With all the recent and well-deserved attention on the work of Gene Sharp, it shouldn't come as any surprise that a film about the foremost living strategist of nonviolent action is soon to be released. Still, that doesn't make the news any less exciting.
As Jamila Raqib, executive director of Sharp's Albert Einstein Institution, told me in an email, "We are pleased that this film -- which has been in preparation for two years -- is due to be released in the midst of this new unprecedented increased attention to our work."
According to the filmmakers, How to Start a Revolution tells "the story of the power of people to change their world, the modern revolution and the man behind it all." Along with testimony from key players and advocates, such as Retired U.S. Army Colonel Robert Helvey -- who used Sharp's methods to train activists in Venezuela, Burma, and Serbia -- the film also contains user-generated protest videos from the streets of Tehran, Cairo, and Tunis.
Although Raqib has yet to see the film in its entirety, she expressed great confidence in director Ruaridh Arrow's ability to convey a "careful presentation of the development of Dr. Sharp's decades-long research and writing, as well as how this work has been studied and used by diverse individuals and groups on nearly every continent."
As it turns out, Arrow was in Cairo's Tahrir Square during the recent uprising -- thus witnessing first-hand the far-reaching influence of Sharp's work. This experience will undoubtedly make for a powerful conclusion to a film that will hopefully bring the importance of Sharp's work to new audiences and inspire further reading.

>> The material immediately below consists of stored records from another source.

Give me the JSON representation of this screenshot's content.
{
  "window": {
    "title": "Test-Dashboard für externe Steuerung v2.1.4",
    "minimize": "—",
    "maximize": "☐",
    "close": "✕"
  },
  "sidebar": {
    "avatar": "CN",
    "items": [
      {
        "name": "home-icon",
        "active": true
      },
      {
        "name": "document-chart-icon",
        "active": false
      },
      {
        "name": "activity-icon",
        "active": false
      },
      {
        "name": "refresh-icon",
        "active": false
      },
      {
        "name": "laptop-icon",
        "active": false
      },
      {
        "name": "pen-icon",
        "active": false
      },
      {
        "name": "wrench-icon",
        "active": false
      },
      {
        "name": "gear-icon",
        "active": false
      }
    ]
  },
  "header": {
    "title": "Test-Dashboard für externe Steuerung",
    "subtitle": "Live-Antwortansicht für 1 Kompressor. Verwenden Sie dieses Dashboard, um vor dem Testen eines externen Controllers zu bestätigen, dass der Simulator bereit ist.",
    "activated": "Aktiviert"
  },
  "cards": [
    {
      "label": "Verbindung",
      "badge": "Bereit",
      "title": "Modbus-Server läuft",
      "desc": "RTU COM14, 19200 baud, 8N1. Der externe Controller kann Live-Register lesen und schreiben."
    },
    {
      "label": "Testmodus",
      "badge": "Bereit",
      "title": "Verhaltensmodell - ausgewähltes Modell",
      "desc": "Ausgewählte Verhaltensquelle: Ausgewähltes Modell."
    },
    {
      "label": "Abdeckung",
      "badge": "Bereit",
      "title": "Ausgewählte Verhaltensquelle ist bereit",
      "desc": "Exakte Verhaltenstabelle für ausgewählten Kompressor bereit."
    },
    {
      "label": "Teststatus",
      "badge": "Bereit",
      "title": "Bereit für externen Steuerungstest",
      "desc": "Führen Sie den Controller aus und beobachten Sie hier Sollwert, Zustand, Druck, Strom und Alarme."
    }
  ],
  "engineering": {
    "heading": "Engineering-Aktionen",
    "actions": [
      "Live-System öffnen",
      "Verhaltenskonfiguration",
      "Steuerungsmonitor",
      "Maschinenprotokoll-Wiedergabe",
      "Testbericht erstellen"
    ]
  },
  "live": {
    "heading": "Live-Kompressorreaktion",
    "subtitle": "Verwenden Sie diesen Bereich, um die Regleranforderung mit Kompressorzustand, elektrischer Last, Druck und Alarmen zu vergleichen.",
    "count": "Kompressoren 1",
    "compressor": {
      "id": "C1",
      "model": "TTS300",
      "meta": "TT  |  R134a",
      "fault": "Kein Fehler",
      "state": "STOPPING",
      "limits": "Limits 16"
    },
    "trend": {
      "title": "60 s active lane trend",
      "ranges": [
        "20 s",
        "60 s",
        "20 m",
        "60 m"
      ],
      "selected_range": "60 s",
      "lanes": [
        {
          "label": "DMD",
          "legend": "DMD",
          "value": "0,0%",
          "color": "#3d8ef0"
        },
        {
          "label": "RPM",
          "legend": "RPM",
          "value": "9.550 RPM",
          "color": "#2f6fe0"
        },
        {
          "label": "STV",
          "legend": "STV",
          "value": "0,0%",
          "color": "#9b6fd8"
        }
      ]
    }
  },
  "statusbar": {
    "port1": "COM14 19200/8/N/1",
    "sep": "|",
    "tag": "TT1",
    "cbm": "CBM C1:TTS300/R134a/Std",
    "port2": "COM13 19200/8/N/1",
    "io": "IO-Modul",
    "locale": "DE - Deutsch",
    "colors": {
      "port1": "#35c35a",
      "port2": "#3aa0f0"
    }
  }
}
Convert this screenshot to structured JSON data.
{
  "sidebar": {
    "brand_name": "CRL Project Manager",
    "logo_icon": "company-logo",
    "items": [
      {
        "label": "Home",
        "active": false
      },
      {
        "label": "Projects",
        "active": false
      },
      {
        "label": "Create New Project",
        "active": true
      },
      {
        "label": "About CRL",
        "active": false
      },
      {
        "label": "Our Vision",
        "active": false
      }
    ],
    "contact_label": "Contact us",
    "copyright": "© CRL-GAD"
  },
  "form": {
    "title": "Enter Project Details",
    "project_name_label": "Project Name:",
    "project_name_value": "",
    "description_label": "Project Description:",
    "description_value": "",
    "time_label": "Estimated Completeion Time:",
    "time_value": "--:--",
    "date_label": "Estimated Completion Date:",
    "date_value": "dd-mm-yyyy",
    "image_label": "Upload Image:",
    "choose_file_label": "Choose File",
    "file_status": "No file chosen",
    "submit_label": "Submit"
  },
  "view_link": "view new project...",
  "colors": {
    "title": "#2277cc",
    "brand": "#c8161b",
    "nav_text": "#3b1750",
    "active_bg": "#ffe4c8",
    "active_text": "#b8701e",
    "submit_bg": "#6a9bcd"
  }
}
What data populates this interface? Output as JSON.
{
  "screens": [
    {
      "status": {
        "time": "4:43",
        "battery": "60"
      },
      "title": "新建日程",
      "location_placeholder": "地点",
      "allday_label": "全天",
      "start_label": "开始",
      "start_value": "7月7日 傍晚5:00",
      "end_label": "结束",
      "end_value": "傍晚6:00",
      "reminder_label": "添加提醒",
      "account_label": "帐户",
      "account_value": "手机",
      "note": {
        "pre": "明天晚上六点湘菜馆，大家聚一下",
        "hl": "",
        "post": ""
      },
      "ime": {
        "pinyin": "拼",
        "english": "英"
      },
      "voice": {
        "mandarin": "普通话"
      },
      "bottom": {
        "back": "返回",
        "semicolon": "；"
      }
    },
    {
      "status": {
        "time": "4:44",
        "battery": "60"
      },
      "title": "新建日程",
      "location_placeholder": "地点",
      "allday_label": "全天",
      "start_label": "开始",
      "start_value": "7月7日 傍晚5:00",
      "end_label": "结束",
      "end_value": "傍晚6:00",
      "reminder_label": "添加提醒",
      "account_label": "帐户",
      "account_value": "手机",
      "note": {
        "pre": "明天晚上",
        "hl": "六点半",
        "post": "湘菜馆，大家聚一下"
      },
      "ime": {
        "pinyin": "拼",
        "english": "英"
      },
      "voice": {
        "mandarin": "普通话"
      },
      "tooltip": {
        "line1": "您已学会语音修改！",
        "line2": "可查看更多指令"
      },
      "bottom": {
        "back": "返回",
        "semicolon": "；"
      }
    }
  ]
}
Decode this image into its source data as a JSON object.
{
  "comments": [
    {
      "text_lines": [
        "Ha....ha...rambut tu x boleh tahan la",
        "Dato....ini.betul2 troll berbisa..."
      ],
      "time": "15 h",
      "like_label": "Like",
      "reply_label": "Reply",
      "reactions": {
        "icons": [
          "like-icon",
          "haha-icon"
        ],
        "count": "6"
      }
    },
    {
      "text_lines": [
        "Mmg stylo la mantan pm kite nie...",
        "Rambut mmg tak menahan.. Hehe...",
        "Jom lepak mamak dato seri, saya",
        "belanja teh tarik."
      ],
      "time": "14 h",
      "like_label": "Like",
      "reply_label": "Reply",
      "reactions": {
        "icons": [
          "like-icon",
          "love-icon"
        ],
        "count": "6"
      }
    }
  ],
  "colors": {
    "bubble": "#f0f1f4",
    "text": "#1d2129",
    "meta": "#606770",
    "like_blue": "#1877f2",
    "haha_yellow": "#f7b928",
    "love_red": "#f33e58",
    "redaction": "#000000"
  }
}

"The hope," Raqib said, "is that after viewing the film, people will then seek and access additional information and writings that can provide a more in-depth understanding of the subject matter."
[This article appears courtesy of a partnership with Waging Nonviolence.]
Bryan Farrell is a New York-based writer, covering topics that range from the environment and climate change to foreign policy and militarism. His work has appeared in The Nation, In These Times, Plenty, Earth Island Journal, Huffington Post, and Foreign Policy In Focus. Visit his website at BryanFarrell.com.